> _Instructions to follow_: Report every line of the material that contains the string "Karibienkryssning".

──────────

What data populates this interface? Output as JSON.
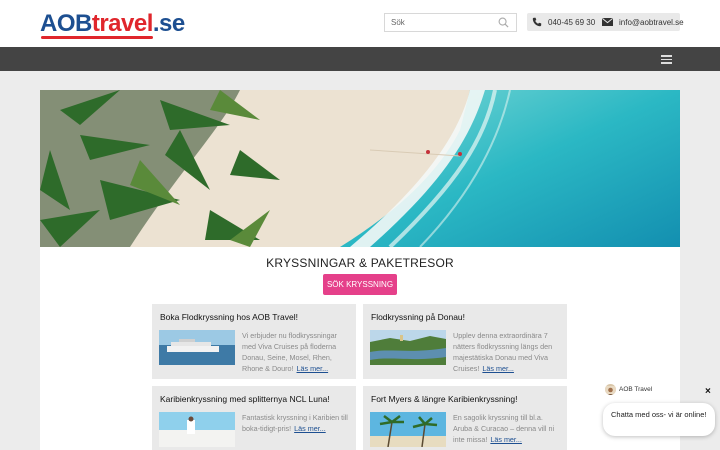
{
  "header": {
    "logo": {
      "part1": "AOB",
      "part2": "travel",
      "part3": ".se"
    },
    "search": {
      "placeholder": "Sök"
    },
    "contact": {
      "phone": "040-45 69 30",
      "email": "info@aobtravel.se"
    }
  },
  "navbar": {
    "menu_icon": "hamburger-menu-icon"
  },
  "main": {
    "hero_alt": "beach-palms-aerial",
    "section_title": "KRYSSNINGAR & PAKETRESOR",
    "cta_label": "SÖK KRYSSNING",
    "cards": [
      {
        "title": "Boka Flodkryssning hos AOB Travel!",
        "text": "Vi erbjuder nu flodkryssningar med Viva Cruises på floderna Donau, Seine, Mosel, Rhen, Rhone & Douro!",
        "link": "Läs mer..."
      },
      {
        "title": "Flodkryssning på Donau!",
        "text": "Upplev denna extraordinära 7 nätters flodkryssning längs den majestätiska Donau med Viva Cruises!",
        "link": "Läs mer..."
      },
      {
        "title": "Karibienkryssning med splitternya NCL Luna!",
        "text": "Fantastisk kryssning i Karibien till boka-tidigt-pris!",
        "link": "Läs mer..."
      },
      {
        "title": "Fort Myers & längre Karibienkryssning!",
        "text": "En sagolik kryssning till bl.a. Aruba & Curacao – denna vill ni inte missa!",
        "link": "Läs mer..."
      }
    ]
  },
  "chat": {
    "agent_name": "AOB Travel",
    "message": "Chatta med oss- vi är online!",
    "close_label": "×"
  },
  "colors": {
    "brand_blue": "#1d4f91",
    "brand_red": "#e0262c",
    "cta_pink": "#e5408a",
    "navbar": "#444444"
  }
}
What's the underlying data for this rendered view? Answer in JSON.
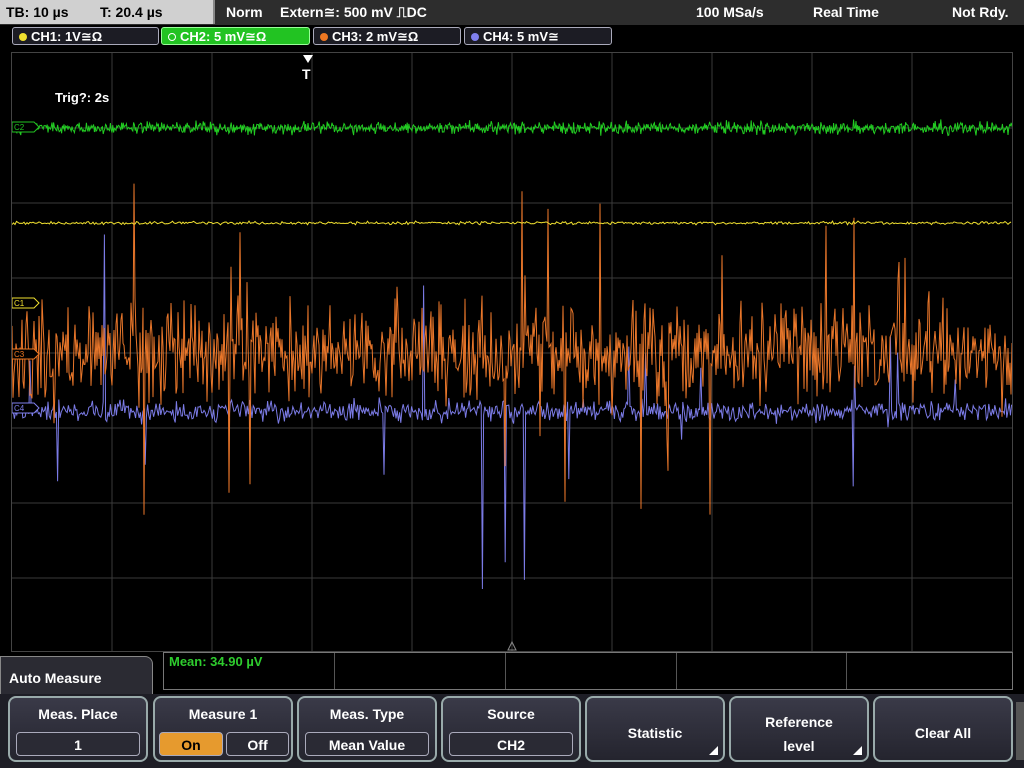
{
  "topbar": {
    "timebase": "TB: 10 µs",
    "trigger_time": "T: 20.4 µs",
    "mode": "Norm",
    "trigger_source": "Extern≅: 500 mV ⎍DC",
    "sample_rate": "100 MSa/s",
    "acq_mode": "Real Time",
    "status": "Not Rdy."
  },
  "channels": [
    {
      "label": "CH1: 1V≅Ω",
      "color": "#f0e030",
      "active": false
    },
    {
      "label": "CH2: 5 mV≅Ω",
      "color": "#22c322",
      "active": true
    },
    {
      "label": "CH3: 2 mV≅Ω",
      "color": "#ee7722",
      "active": false
    },
    {
      "label": "CH4: 5 mV≅",
      "color": "#8080ee",
      "active": false
    }
  ],
  "screen": {
    "trigger_marker": "T",
    "trigger_status": "Trig?: 2s",
    "channel_markers": [
      "C2",
      "C1",
      "C3",
      "C4"
    ]
  },
  "measurement": {
    "mean_text": "Mean: 34.90 µV"
  },
  "menu": {
    "title": "Auto Measure",
    "softkeys": {
      "meas_place": {
        "title": "Meas. Place",
        "value": "1"
      },
      "measure1": {
        "title": "Measure 1",
        "on": "On",
        "off": "Off"
      },
      "meas_type": {
        "title": "Meas. Type",
        "value": "Mean Value"
      },
      "source": {
        "title": "Source",
        "value": "CH2"
      },
      "statistic": {
        "title": "Statistic"
      },
      "reference": {
        "title_line1": "Reference",
        "title_line2": "level"
      },
      "clear_all": {
        "title": "Clear All"
      }
    }
  }
}
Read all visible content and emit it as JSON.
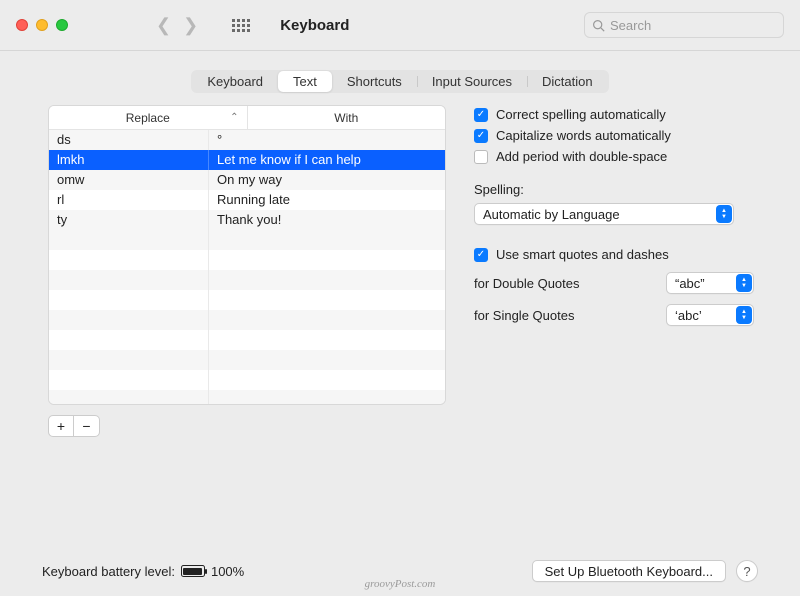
{
  "window": {
    "title": "Keyboard"
  },
  "search": {
    "placeholder": "Search"
  },
  "tabs": [
    "Keyboard",
    "Text",
    "Shortcuts",
    "Input Sources",
    "Dictation"
  ],
  "active_tab": 1,
  "table": {
    "headers": {
      "replace": "Replace",
      "with": "With"
    },
    "rows": [
      {
        "replace": "ds",
        "with": "°",
        "selected": false
      },
      {
        "replace": "lmkh",
        "with": "Let me know if I can help",
        "selected": true
      },
      {
        "replace": "omw",
        "with": "On my way",
        "selected": false
      },
      {
        "replace": "rl",
        "with": "Running late",
        "selected": false
      },
      {
        "replace": "ty",
        "with": "Thank you!",
        "selected": false
      }
    ],
    "add_label": "+",
    "remove_label": "−"
  },
  "options": {
    "correct_spelling": {
      "label": "Correct spelling automatically",
      "checked": true
    },
    "capitalize": {
      "label": "Capitalize words automatically",
      "checked": true
    },
    "add_period": {
      "label": "Add period with double-space",
      "checked": false
    },
    "spelling_label": "Spelling:",
    "spelling_value": "Automatic by Language",
    "smart_quotes": {
      "label": "Use smart quotes and dashes",
      "checked": true
    },
    "double_quotes": {
      "label": "for Double Quotes",
      "value": "“abc”"
    },
    "single_quotes": {
      "label": "for Single Quotes",
      "value": "‘abc’"
    }
  },
  "footer": {
    "battery_label": "Keyboard battery level:",
    "battery_pct": "100%",
    "bluetooth_btn": "Set Up Bluetooth Keyboard...",
    "help": "?"
  },
  "watermark": "groovyPost.com"
}
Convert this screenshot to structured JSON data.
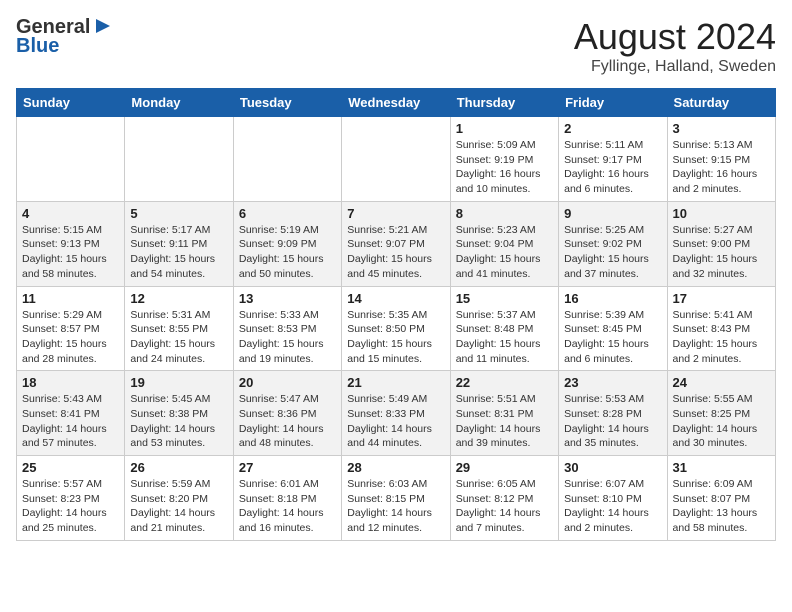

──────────

> _Answer_:
        "title": "Karibienkryssning med splitternya NCL Luna!",
        "title": "Fort Myers & längre Karibienkryssning!",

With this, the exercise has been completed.